Search the material below for the word "name" and copy every line in which it occurs.

START INFORMATION GIVEN

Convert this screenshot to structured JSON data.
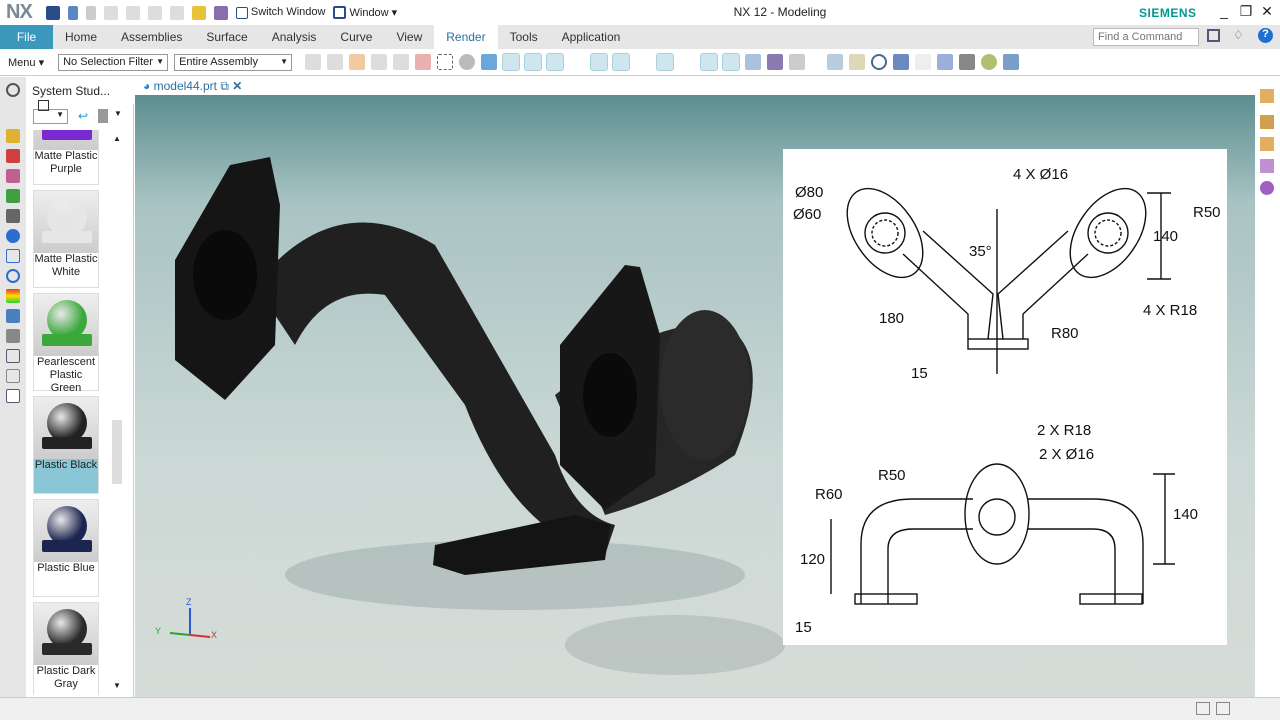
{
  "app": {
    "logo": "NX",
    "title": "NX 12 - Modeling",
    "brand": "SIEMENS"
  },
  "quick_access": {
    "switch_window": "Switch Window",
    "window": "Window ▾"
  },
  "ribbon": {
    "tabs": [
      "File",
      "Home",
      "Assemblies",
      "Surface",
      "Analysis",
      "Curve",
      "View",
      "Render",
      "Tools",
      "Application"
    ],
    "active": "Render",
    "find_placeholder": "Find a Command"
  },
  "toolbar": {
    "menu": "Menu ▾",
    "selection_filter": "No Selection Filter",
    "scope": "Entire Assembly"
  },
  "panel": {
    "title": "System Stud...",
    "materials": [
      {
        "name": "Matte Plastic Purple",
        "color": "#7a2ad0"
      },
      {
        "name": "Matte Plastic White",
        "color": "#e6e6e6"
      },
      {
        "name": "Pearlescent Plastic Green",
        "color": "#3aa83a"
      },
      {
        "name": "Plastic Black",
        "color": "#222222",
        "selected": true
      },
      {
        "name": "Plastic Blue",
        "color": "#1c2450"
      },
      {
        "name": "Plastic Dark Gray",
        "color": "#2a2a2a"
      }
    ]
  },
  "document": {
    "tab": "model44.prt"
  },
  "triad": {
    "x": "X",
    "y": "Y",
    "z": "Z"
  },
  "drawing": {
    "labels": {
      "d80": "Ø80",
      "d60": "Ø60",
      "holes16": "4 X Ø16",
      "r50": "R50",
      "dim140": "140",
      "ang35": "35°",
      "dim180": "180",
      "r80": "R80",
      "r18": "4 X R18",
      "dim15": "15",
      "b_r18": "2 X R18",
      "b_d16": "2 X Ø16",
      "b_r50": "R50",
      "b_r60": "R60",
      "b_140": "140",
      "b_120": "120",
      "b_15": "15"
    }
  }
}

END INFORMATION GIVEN
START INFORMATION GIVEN

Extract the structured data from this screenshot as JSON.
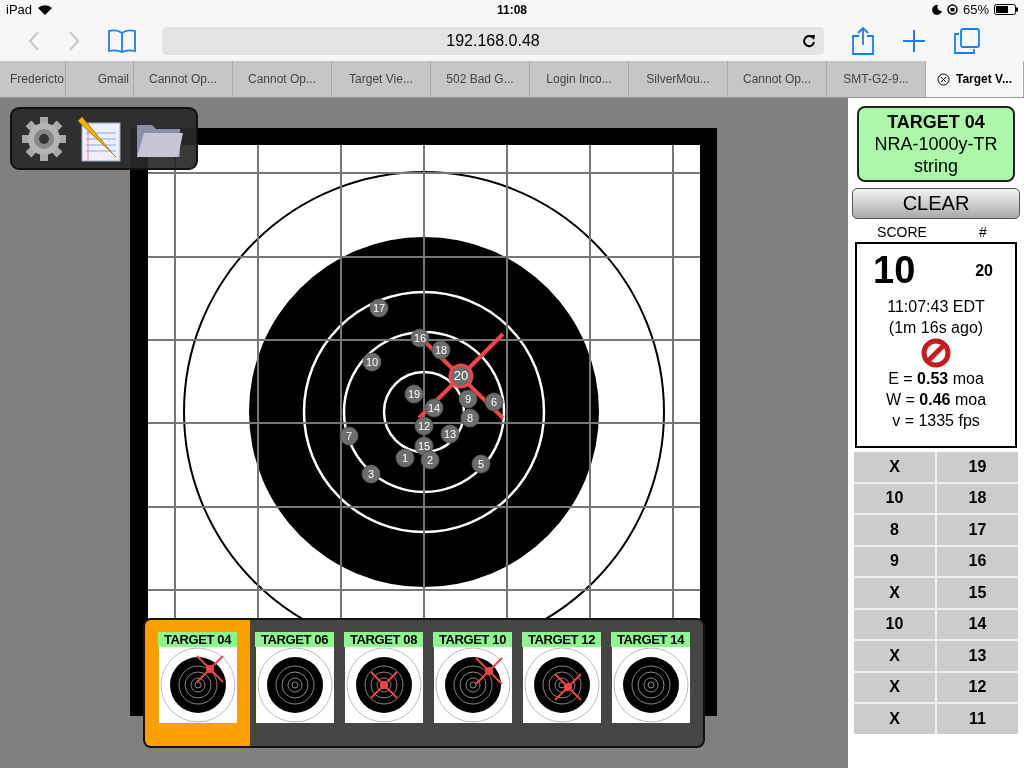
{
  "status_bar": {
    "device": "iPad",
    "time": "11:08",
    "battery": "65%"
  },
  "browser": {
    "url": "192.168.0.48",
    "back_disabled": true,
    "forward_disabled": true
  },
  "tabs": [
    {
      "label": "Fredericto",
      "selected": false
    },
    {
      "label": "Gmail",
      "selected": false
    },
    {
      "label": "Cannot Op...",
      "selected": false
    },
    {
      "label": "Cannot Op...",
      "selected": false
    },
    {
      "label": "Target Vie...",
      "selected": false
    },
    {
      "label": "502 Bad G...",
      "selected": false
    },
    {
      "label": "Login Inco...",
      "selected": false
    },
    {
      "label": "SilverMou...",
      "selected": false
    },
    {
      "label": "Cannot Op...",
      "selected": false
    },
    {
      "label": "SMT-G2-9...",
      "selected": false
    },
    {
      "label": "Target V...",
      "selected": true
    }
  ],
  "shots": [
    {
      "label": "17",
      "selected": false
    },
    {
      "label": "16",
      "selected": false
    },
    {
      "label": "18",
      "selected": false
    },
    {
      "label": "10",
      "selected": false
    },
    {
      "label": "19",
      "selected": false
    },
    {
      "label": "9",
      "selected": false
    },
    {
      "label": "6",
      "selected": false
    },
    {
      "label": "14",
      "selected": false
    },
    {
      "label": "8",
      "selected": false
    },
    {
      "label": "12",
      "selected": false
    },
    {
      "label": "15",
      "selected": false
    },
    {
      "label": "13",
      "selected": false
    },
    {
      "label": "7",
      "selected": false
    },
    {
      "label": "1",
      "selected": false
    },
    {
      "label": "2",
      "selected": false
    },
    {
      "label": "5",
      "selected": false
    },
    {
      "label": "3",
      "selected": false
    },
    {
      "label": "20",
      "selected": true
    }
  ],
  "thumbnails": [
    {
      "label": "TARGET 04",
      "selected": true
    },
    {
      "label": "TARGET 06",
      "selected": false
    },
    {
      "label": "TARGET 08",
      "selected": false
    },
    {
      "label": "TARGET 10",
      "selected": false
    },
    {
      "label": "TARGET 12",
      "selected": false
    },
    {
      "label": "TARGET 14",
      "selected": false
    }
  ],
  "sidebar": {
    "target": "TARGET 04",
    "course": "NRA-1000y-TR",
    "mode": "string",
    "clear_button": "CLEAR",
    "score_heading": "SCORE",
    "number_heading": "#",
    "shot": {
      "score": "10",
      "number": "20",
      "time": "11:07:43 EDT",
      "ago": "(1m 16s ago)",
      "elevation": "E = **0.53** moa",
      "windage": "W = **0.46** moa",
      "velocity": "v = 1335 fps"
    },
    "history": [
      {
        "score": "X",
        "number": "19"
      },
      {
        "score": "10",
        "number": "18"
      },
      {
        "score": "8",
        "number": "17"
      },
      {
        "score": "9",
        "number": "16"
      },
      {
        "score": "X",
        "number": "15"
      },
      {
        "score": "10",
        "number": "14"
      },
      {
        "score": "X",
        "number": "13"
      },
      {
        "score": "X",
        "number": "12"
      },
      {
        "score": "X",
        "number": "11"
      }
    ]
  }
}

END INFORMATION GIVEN

__RESULT FOR THIS TASK__:
        "name": "Matte Plastic Purple",
        "name": "Matte Plastic White",
        "name": "Pearlescent Plastic Green",
        "name": "Plastic Black",
        "name": "Plastic Blue",
        "name": "Plastic Dark Gray",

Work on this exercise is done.